He returned to Tokyo in 1931, where the same specializations found at the Tokyo Art School governed artistic practice more broadly. Artists were categorized as either Western or Japanese painters, with a number of splinter groups arising from this major divide. Yamaguchi became associated with the group Nika-kai, or Second-Section Society. Formed in 1914, it opposed the official Japanese government salon, which was organized into three sections—Japanese-style painting, Western-style painting, and sculpture. Nika-kai artists protested not because of the divisions, but because of the associations they produced: Nika-kai did not advocate all Western-influenced painting, but rather an avant-garde dedication to experimentation and abstraction, and therefore came to be one of the most innovative movements in the history of modern Japanese painting. The group appealed to Yamaguchi, who on returning to Tokyo from Paris sought a more permissive environment in which to continue painting. During World War II and the Allied occupation of Japan, however, the development of avant-garde art in Japan waned to a point of nonexistence.

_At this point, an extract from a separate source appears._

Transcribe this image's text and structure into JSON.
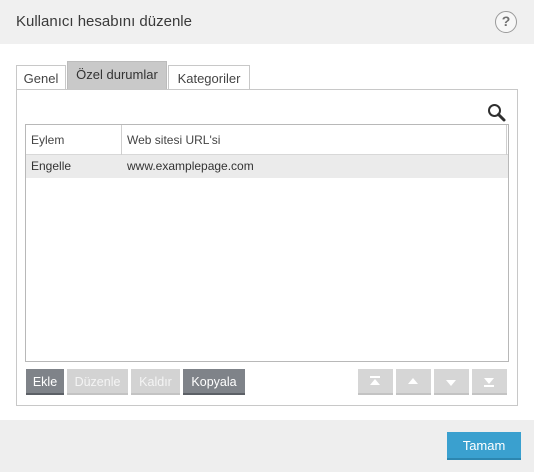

By the mid-1950s, the avant-garde had reemerged and Yamaguchi found his mature style. He combined the two major postwar European painting trends—Art Informel, with its thick, impasto brushstrokes, and the monochrome, with its concern for purity in painting. This combination spawned an acute sensitivity to the color, texture, and materiality of painting and moved Yamaguchi far beyond the play of depth found in Cubism. His work began to focus almost exclusively on the flatness of the canvas, which made his work attractive to Western audiences, who had become accustomed to Minimalism and Post-painterly abstraction in the 1960s. His 1969 show at the Nihonbashi Gallery, New York, for example, combined Minimalism and Conceptual art in its exhibition of 15 red monochromes simply numbered 1 through 15 along with their dimensions.
Yamaguchi's work was featured in the So Paulo Biennial (1955, 1963); Japan Pavilion, Venice Biennale (1956); Guggenheim International Award exhibition, Guggenheim Museum (1958); and The New Japanese Painting and Sculpture, Museum of Modern Art, New York (1964). He had solo shows at the Minami Gallery, Tokyo (1961, 1965, 1968, 1972, 1975), and at Nihonbashi Gallery, the first Japanese gallery established in New York (1963). Yamaguchi died on April 27, 1983, in Tokyo.